I lobbed a softly glowing fireball into the middle of the greenhouse. A faint scritching noise came from the corner and Ezra walked over and bludgeoned whatever had made the noise into the ground.
“We’re done,” he said, tossing his shovel. I picked it up, putting it against the wall with the others. I didn’t hang it up. Eliza was going to have to wash it before it was put away, but I didn’t want to leave it on the floor. She was going to have enough of a mess to deal with.
Ezra grabbed his clothes off the floor, his mouth turned down in distaste at putting them on over his goo-covered body.
“Waiting isn’t going to make it any better, and we’re not showering here. We need to get back to the Inferno and try to catch a little sleep.”
His shoulders slumped and I heard him sigh. Oh, the hardships of a fox. Once Ezra was decent, we left the greenhouse. Eliza was slumped in a chair. She looked like she could sleep for a week.
“Is it over?” she asked.
I nodded. “Yeah, I think we got them all. You might want to consider bringing in a cleaning crew. The locusts made a right mess of your greenhouse.”
Eliza looked crestfallen and her lip trembled. Oh no, she was going to cry. I would rather face ten more locusts than deal with crying. People always wanted to hug you when they cried and I never knew what to do with my hands. Should I pat them? Hold them? Sing a song?
Eliza sniffled. “It’s that bad? I was hoping some of it was salvageable.”
My cheek itched where the bug juice was hardening and I fought to not scratch it. I wanted to point out that she still had a greenhouse and her life and complaining to us wasn’t going to help, but knew that would just make it worse. The bugs had just taken things, and things could be replaced. Crying certainly wouldn’t help.
Ezra could see that I was struggling to find my manners and he reached over and put his hand on my arm. “It’s like your bookstore.”
Then I understood. The bugs had taken away her sanctuary. It wasn’t about the broken things exactly, but at the violation of her innermost sanctum, her quiet space. The place where her heart lived. That I understood. I sent Ezra a silent thank you.
I took Eliza’s hand. “It could have been much worse. The structure is still sound, and I don’t think the locusts had dug into the soil yet.” If they had, they might have created a null spot, a magically dead zone, and Eliza would have to move her greenhouse. “Get a cleaner out here and replant. Are there any local witches that might give you some cuttings to help rebuild?”

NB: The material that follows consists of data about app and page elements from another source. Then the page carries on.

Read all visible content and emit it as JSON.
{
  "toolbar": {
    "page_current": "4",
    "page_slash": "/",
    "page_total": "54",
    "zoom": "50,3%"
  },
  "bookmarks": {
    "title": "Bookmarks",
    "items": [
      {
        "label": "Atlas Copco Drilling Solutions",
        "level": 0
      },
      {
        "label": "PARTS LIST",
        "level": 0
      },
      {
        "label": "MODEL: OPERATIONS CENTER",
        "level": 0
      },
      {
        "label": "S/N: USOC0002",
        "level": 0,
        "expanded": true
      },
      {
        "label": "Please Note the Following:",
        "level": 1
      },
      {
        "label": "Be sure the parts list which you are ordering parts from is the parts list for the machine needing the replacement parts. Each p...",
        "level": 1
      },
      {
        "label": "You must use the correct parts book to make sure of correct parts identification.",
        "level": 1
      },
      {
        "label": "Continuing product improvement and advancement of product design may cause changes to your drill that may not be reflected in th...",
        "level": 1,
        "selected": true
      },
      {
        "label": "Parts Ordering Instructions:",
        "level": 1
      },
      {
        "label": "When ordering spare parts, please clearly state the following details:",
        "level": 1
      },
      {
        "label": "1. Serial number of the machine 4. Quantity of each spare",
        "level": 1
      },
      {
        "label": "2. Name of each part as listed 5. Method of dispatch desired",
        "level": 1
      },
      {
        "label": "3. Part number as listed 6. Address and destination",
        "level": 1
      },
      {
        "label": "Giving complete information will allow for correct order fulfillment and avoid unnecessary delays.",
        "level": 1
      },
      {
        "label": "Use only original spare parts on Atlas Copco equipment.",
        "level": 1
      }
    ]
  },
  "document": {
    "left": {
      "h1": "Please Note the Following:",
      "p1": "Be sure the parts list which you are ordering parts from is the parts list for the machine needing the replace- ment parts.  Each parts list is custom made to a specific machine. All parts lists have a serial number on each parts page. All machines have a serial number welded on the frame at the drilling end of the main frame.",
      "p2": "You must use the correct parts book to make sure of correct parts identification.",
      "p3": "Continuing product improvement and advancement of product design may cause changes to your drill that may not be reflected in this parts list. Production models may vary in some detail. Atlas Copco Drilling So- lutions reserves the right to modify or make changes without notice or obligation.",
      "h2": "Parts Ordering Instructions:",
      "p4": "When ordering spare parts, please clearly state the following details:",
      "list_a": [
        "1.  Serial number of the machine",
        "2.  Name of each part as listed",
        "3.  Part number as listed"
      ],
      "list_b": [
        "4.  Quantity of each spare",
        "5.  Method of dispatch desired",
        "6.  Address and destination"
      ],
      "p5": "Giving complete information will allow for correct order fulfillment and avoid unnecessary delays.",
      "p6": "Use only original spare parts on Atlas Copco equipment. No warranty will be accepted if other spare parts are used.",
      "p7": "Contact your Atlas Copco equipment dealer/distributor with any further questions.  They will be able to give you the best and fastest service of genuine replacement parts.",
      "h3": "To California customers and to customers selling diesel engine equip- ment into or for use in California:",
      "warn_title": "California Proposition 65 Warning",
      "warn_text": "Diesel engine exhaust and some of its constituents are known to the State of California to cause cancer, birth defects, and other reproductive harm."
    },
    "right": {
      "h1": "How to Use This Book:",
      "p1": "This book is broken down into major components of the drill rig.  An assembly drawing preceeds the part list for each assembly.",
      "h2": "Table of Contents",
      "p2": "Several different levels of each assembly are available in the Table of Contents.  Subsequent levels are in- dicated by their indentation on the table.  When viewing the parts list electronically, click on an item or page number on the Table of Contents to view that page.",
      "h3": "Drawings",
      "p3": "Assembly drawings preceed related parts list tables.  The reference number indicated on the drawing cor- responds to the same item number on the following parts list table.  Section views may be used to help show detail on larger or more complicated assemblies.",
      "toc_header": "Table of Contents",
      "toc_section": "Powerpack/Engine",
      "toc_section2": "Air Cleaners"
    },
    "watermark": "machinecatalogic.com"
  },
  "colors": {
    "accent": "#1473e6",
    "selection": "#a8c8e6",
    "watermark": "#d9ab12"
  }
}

Eliza wiped her cheek with her pajama sleeve. “I’m not sure. I don’t spend a lot of time with the community. The other witches around here, well, we’re not always that…social.”
I was betting that she meant they were proprietary over their spells and plants. Some practitioners didn’t like to share. “Well, reach out to them. Or give Alistair a call. He might be able to put you in touch with some empathetic friends.” Eliza sniffled again and straightened, steeling herself for the upcoming ordeal.
Ezra dug the car keys out of his pockets. “Just don’t call Mike’s Sparkle Time Cleaners right now. They’re swamped. It’s been a busy couple of days. Maybe someone local?” Eliza nodded and we made our goodbyes.
We climbed into the car, the early dawn light making it easier to see. Ezra and I stared at each other. We looked like we’d crawled out of an alien egg sack or something.
“We’re not stopping to get food on the way home, are we?” I asked.
“Not unless you want someone calling the cops. I’ll get us back as quick as I can.”
I sighed and tipped the back of my car seat back a little. “Better stick to the speed limits. The last thing we need is to be pulled over like this.”
Ezra scratched his arm and some dried bug juice flaked off onto the floor. “You see, this is what I love the most about our job—the sheer glamour of it all. Can’t be beat.” He threw the car into reverse and we headed back to the Inferno.
Wasn’t that awesome?
You can snag Firebug HERE!
Or catch up with Lish on her website or on twitter!
Ready to move on to the next link in the hunt? Then head on over to visit Melinda Salisbury’s website.
Thanks for visiting!
Want an extra chance to win a copy of Tracked? Enter below!
a Rafflecopter giveaway